Robert Fried Biography

Robert Fried




Robert "Bob" Samuel Fried was born April 7th, 1937 in Flatbush, Brooklyn, NY. Fried's father, Henry, was a clock maker and a horologist with an interest in ancient timepieces, and he began training Fried in drawing diagrams of clock and gyroscope construction when Fried was a child. Fried's interest and talent in highly detailed mechanical art gained him entry into weekend arts courses at the Pratt Institute while he was in high school.

A diligent student, Friend was soon sent to New York City College to pursue commercial art and graphics. Fried received his Associate of Arts degree there in the late 1950s. He worked for some time with local agencies and was eventually awarded a scholarship to Cooper Union, where he studied under painter Nicholas Carone. He soon began to delve into large-scale Abstract oil painting, a departure from the minute mechanical art in which he was trained. During his time at Cooper Union he was granted another scholarship to the Pratt Institute, this time to pursue lithography. He studied at both institutions simultaneously and graduated from Cooper Union in ‘62.

Fried received a Fulbright scholarship to study in Spain that same year; however, he did not leave the states right away. He taught at the Provincetown Workshop with Victor Candell, and worked as an assistant to artist Robert Motherwell.

In 1963 Fried married Penelope, a British painter from Southampton, England, who he'd met at an exhibition in Brooklyn two years earlier. In March of that year they traveled to Spain, Fried using his Fulbright to study the artist Francisco de Zurbaran. They lived and studied in Madrid from 1963 to ‘65. It was while in Spain that Fried was introduced to Timothy Leary, a leader of the psychedelic drug movement. At the time, Sandos pharmacy LSD, manufactured in Switzerland, was a legal, over-the-counter headache relief medication in Spain and much of Europe. The drug would eventually become an influence on Fried's most well-recognized work, psychedelic-effect rock poster art.

The Fried’s returned to New York in 1965 and Fried began applying to West Coast graduate programs. In 1966 he was accepted to the San Francisco Art Institute. They arrived in San Francisco later that year and in 1968 he earned his M.F.A. While earning his degree he worked as a freelance graphic artist and poster designer, becoming involved with the Bay Area's now-famous rock poster art scene. When the rock scene began to slow down, Fried turned his attention once more to fine art with a focus on lithography and other forms of printmaking. Among his works were the delicately designed and executed stamp sheets, which he printed and perforated by hand, and is rumored to have used as stamps to send postcards through the U.S. mail.

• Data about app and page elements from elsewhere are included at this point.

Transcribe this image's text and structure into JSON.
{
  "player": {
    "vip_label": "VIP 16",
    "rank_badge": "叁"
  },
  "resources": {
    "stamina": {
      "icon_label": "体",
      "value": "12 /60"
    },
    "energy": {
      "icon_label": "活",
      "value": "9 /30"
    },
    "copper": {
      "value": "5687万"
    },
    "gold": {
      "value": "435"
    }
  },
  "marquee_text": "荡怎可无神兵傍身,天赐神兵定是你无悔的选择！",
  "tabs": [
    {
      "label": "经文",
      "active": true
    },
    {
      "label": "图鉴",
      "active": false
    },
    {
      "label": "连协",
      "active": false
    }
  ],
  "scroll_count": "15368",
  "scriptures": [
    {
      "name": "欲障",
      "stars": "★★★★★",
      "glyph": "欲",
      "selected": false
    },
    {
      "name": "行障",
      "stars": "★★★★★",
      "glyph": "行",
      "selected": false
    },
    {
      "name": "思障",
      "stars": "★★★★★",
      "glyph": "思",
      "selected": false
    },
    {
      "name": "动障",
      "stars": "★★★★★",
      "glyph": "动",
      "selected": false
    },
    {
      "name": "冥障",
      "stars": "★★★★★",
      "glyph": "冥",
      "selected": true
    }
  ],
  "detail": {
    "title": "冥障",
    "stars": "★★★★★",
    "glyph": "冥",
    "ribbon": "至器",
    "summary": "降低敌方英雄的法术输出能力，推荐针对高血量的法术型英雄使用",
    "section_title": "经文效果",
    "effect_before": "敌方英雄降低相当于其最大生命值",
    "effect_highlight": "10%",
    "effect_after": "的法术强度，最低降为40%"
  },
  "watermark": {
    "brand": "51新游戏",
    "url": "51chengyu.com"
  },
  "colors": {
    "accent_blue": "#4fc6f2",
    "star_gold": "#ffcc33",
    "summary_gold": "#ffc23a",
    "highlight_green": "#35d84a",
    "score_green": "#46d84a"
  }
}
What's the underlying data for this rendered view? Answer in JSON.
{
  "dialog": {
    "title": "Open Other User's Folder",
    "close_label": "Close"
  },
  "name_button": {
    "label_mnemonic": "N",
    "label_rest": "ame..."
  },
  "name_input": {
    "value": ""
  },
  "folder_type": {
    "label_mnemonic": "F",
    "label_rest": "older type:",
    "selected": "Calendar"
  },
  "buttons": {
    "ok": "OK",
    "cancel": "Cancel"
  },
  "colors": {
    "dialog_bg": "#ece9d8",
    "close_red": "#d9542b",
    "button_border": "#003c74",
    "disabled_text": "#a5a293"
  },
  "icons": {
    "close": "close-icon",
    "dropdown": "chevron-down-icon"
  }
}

He exhibited on occasion in both solo and group shows throughout the U.S., and a faculty show at the San Francisco Art Institute where he was then teaching. Fried was preparing for a solo show at the San Francisco Museum of Modern Art on January 9, 1975; he died of a stroke on opening day.